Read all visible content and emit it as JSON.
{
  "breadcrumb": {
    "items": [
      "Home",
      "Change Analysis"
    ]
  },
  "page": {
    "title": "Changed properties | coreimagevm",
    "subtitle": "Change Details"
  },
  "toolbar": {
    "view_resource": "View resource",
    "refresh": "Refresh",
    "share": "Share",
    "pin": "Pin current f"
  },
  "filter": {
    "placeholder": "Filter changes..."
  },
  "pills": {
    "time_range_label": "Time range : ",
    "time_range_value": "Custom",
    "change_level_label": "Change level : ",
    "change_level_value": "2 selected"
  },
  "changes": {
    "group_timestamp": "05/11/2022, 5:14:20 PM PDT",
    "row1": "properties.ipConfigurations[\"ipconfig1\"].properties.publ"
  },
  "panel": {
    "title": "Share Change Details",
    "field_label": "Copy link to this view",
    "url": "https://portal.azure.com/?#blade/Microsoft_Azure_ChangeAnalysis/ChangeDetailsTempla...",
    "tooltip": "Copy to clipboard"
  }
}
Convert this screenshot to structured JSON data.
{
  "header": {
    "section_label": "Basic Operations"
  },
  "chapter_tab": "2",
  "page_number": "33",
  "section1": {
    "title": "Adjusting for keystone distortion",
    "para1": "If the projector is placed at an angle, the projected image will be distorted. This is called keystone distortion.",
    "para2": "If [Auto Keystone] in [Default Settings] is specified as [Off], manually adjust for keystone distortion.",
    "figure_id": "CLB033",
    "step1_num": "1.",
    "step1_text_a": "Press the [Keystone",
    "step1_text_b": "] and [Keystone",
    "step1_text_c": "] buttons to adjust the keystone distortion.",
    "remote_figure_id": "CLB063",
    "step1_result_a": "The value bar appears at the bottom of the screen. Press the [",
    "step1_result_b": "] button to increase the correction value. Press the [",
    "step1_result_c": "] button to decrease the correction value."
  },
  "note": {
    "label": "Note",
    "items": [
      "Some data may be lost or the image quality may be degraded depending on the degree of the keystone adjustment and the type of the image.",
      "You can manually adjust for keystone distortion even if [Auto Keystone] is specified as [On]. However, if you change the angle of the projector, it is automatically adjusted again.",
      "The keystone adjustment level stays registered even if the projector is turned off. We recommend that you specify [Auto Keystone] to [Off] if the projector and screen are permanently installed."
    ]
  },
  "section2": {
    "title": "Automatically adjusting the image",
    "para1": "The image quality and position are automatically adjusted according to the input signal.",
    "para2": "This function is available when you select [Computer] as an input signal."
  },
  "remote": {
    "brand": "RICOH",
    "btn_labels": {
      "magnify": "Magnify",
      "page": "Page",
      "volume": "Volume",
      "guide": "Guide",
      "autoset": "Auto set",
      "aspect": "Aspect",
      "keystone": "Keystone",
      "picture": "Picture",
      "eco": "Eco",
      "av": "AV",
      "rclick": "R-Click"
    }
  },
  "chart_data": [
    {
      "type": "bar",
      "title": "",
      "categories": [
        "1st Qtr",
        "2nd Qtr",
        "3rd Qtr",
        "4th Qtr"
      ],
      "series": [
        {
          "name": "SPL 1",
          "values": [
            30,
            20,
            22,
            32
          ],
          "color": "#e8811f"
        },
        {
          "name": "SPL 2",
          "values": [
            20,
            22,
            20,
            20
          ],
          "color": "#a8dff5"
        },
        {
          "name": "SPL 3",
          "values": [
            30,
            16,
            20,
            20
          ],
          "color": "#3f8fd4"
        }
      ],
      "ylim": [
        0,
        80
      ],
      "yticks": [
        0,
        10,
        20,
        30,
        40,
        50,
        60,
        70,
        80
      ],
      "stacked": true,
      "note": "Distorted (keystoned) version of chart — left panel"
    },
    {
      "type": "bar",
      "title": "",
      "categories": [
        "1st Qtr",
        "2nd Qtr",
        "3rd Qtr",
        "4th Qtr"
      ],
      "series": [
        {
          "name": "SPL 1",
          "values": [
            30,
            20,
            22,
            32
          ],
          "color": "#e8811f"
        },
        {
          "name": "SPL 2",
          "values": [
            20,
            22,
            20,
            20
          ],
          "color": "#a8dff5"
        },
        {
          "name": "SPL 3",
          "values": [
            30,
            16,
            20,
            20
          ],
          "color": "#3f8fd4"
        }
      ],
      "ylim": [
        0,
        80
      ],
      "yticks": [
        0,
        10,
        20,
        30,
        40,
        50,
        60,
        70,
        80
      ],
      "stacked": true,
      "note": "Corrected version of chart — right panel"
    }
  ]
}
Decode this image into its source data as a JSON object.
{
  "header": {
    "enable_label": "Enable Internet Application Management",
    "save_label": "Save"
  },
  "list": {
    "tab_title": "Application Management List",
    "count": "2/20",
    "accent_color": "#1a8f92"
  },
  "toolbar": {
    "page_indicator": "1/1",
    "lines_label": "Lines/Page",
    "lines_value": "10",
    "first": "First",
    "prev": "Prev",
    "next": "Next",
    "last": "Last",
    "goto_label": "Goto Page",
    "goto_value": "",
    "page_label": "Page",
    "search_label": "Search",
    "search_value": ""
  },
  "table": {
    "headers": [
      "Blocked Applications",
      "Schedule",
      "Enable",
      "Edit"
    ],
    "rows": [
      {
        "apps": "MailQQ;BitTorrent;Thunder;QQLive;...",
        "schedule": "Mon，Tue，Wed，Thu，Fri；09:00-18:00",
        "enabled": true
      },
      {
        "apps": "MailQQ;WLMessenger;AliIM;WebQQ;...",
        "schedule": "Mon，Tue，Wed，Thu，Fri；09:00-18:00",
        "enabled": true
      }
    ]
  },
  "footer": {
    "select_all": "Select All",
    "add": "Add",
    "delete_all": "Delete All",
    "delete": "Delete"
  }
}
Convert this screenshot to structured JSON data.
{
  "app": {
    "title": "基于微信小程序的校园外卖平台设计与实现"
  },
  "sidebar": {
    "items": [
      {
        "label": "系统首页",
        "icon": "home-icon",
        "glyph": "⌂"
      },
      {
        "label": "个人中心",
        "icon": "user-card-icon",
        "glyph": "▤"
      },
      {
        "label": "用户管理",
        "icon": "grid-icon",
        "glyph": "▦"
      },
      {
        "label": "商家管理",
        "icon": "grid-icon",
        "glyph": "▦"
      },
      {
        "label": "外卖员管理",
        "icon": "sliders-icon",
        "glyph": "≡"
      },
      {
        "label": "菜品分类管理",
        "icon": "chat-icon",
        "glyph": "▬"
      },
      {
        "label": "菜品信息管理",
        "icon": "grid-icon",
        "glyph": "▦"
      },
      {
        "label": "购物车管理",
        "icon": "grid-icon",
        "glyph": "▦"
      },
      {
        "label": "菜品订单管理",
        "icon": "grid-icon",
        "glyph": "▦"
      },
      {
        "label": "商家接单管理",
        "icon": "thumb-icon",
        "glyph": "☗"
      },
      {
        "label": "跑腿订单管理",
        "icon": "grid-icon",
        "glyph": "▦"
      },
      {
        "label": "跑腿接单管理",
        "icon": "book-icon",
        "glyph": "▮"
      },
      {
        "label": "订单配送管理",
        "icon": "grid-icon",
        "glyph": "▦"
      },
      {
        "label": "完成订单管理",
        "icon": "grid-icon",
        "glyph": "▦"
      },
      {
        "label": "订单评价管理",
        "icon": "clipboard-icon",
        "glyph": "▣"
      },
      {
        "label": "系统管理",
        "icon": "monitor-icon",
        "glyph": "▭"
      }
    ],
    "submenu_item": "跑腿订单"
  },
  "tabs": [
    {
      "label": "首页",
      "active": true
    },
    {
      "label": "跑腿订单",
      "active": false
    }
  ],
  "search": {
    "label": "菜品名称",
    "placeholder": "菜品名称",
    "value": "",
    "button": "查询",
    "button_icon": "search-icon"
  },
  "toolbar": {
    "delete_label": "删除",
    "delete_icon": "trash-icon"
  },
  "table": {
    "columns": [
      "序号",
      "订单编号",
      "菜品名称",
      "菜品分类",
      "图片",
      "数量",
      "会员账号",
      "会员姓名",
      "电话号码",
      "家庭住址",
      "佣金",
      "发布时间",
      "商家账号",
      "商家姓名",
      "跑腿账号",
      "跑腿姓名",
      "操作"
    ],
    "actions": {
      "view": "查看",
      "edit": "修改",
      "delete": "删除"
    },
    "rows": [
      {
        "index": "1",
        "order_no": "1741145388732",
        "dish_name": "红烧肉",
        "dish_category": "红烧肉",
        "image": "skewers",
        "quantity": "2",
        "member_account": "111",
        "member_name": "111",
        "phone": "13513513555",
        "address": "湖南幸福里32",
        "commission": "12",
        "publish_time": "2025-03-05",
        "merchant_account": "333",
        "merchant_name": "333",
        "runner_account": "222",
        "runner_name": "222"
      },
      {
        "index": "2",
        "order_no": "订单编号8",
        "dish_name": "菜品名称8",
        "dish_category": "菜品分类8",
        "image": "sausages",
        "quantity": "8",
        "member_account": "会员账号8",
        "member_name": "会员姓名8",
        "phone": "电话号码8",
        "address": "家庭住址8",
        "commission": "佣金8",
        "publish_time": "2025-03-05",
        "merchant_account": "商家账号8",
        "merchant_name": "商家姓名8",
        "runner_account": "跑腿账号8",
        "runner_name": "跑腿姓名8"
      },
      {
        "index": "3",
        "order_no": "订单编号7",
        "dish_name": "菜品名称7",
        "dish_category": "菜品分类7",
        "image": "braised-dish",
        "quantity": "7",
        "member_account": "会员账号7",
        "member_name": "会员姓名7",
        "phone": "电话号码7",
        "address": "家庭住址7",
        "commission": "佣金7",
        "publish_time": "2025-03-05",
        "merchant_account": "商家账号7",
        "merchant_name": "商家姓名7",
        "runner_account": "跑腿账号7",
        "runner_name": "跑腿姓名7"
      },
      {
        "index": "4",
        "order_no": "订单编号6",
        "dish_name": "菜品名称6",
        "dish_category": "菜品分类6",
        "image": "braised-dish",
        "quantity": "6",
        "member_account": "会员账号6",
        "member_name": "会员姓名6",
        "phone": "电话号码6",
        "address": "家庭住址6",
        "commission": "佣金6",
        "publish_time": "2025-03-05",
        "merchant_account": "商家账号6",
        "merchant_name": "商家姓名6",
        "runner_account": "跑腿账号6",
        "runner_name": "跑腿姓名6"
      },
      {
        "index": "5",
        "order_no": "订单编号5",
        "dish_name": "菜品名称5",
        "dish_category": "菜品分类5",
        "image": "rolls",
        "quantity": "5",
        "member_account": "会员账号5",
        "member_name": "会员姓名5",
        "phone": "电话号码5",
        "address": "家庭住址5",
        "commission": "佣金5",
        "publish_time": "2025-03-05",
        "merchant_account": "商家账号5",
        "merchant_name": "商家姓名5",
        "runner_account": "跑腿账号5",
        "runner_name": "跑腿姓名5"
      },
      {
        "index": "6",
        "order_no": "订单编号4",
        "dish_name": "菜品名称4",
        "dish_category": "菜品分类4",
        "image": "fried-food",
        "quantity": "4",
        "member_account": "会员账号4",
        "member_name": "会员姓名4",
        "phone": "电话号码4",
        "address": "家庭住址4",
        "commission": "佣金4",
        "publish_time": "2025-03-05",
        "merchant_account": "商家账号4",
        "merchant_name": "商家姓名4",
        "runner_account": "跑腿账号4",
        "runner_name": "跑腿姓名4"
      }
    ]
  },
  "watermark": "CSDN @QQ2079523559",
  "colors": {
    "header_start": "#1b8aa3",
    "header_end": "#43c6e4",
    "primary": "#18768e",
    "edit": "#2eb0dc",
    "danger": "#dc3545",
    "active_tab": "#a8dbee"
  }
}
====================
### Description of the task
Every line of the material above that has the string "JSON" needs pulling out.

### Task solution
Read all visible content and emit it as JSON.
Convert this screenshot to structured JSON data.
Decode this image into its source data as a JSON object.
Convert this screenshot to structured JSON data.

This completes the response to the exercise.